**Exercise prompt**
Report each line of the entries that contains the word "checked", copied in full.

**Data for the task**
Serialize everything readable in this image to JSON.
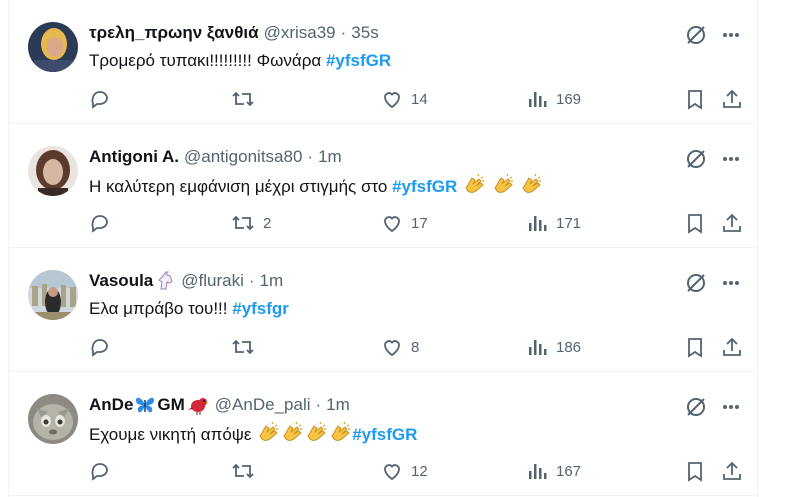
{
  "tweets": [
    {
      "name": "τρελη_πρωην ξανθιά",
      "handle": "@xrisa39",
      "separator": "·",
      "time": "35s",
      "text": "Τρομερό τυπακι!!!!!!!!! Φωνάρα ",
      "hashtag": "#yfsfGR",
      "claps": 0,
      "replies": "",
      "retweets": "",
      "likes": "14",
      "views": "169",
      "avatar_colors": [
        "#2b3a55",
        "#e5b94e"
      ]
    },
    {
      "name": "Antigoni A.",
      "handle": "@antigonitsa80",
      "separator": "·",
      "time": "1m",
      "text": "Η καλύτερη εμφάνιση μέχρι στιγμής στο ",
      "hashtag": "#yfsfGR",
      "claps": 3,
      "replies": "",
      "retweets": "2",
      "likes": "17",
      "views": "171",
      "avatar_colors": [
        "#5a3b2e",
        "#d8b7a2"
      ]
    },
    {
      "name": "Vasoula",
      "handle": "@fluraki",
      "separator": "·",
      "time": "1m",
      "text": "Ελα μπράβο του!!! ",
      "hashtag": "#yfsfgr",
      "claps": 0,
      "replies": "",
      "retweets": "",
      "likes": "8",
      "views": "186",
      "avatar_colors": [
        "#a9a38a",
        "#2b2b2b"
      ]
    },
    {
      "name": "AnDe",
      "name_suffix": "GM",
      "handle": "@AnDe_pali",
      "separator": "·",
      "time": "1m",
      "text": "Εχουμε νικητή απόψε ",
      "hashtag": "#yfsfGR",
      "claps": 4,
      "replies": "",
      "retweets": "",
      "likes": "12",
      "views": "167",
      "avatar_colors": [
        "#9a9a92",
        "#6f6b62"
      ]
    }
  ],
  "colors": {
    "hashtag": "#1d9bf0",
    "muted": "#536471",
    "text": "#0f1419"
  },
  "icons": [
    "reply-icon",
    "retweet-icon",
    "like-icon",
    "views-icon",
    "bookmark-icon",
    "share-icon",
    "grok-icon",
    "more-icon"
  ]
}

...

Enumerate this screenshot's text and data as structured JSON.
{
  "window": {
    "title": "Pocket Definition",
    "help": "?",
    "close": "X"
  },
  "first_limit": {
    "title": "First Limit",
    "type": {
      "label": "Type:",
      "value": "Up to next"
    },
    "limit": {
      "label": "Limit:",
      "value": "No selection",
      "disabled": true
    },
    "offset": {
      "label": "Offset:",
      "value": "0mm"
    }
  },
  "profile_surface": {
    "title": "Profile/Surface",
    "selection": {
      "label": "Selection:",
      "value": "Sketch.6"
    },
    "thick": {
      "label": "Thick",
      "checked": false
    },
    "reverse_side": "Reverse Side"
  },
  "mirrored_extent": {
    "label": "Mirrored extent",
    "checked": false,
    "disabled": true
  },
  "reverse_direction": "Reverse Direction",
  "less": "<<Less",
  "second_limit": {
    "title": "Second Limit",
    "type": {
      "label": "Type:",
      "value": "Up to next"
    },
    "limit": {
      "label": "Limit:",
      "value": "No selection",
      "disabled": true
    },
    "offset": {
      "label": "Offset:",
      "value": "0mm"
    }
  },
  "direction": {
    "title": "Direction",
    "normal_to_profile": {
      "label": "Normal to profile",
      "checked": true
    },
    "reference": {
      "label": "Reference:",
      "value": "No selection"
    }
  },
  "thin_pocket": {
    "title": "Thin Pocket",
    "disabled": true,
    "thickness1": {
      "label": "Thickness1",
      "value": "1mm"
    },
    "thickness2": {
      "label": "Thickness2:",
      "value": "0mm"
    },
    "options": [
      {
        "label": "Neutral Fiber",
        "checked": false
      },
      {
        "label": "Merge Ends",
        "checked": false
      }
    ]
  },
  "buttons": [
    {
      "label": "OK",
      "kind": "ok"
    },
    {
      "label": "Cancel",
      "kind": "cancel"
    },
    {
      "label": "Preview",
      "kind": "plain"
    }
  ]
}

**Your response**
      "checked": false
    "checked": false,
      "checked": true
        "checked": false
        "checked": false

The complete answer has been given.